TASK GOAL:
Every line with "Audio" in it should be copied from the data.

--------

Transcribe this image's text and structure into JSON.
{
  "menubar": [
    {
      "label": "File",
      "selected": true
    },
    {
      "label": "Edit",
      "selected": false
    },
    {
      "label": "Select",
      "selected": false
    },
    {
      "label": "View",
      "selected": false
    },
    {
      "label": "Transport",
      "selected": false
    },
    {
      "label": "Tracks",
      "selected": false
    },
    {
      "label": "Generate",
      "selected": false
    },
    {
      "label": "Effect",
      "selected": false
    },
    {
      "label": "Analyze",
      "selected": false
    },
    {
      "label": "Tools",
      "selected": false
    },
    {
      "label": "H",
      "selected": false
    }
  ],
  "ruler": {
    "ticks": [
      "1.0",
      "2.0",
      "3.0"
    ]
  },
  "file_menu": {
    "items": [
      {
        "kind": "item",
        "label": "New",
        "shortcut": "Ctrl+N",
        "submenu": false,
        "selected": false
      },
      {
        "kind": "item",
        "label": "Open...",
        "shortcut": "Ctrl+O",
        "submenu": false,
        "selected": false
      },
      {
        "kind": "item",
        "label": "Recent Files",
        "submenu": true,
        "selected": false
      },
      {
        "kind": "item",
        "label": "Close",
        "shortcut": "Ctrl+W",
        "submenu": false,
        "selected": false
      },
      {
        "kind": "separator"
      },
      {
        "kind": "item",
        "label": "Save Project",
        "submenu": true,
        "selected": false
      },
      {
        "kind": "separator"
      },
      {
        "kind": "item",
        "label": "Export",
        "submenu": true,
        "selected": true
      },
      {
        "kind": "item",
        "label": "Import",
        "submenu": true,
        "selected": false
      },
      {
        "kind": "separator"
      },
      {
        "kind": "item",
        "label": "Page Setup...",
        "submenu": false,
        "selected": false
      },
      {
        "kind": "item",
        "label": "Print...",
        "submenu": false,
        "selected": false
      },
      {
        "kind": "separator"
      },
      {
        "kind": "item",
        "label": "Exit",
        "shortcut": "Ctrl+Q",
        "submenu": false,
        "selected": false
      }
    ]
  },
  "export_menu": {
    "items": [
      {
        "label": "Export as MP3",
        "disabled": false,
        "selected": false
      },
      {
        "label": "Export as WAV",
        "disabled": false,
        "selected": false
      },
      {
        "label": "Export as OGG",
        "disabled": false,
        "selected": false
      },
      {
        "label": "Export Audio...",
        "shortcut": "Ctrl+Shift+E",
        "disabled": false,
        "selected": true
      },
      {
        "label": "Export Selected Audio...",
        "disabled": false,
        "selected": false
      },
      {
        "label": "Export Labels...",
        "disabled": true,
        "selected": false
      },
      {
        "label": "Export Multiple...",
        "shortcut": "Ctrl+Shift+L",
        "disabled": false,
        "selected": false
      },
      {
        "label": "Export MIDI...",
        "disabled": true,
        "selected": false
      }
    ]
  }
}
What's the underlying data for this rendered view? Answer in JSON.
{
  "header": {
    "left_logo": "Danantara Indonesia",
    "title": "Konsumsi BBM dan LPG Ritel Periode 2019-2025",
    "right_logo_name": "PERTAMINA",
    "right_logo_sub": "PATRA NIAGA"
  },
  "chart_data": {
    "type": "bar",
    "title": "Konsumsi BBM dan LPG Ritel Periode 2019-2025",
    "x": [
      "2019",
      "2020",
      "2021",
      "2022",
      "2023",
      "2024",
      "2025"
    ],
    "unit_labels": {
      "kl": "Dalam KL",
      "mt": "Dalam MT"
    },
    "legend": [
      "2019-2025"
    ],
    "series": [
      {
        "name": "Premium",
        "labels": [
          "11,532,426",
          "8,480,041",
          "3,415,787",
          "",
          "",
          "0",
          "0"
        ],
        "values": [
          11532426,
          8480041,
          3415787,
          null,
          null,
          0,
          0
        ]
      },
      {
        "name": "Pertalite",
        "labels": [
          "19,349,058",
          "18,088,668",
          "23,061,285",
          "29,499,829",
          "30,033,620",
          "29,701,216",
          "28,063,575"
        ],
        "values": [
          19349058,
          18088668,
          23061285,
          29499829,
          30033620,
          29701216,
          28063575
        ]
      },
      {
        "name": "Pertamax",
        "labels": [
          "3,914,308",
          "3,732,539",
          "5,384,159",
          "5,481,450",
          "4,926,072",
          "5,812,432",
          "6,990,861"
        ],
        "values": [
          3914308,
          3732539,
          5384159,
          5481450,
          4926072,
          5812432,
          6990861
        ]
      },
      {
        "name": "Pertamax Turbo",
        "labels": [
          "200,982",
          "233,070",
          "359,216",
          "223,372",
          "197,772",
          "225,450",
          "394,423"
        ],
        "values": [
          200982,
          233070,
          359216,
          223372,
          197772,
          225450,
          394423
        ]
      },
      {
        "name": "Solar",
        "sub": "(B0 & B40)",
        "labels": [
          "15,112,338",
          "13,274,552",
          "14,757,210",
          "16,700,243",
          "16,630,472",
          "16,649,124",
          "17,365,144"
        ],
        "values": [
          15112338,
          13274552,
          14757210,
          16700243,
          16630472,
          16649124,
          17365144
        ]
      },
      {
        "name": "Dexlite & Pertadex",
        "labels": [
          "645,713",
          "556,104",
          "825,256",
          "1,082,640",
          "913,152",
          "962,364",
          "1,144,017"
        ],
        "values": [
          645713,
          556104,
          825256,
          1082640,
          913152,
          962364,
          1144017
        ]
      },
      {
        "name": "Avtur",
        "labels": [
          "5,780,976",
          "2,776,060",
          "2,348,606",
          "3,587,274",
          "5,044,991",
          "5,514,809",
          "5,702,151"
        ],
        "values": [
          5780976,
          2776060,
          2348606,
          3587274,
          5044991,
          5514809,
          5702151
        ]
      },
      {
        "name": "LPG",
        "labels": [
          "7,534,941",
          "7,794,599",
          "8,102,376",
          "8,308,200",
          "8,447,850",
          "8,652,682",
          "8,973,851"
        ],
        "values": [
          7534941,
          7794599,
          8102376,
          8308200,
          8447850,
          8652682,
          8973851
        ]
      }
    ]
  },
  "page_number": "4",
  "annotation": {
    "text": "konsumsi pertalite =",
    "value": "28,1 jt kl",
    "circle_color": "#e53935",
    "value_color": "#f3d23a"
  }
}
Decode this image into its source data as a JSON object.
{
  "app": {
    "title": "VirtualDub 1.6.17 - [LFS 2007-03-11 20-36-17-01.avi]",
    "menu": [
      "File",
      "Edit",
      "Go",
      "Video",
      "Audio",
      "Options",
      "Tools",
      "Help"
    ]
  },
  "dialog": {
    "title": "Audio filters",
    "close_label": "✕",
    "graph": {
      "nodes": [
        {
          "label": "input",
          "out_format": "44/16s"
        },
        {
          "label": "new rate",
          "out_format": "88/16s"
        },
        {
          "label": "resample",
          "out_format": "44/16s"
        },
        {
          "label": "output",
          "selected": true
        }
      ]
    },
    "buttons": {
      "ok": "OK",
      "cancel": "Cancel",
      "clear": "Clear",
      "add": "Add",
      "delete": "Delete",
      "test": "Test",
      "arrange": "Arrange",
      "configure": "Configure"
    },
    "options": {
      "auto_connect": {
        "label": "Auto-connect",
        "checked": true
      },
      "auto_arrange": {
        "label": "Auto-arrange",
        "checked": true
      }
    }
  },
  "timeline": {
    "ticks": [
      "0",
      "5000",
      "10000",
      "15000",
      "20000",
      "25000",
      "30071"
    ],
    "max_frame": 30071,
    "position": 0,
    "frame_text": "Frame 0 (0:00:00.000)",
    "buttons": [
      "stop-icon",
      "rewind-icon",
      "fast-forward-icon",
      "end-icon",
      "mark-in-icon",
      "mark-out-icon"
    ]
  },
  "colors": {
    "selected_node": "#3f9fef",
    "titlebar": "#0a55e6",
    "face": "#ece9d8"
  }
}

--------

ANSWER BOX:
        "label": "Export Audio...",
        "label": "Export Selected Audio...",
      "Audio",
    "title": "Audio filters",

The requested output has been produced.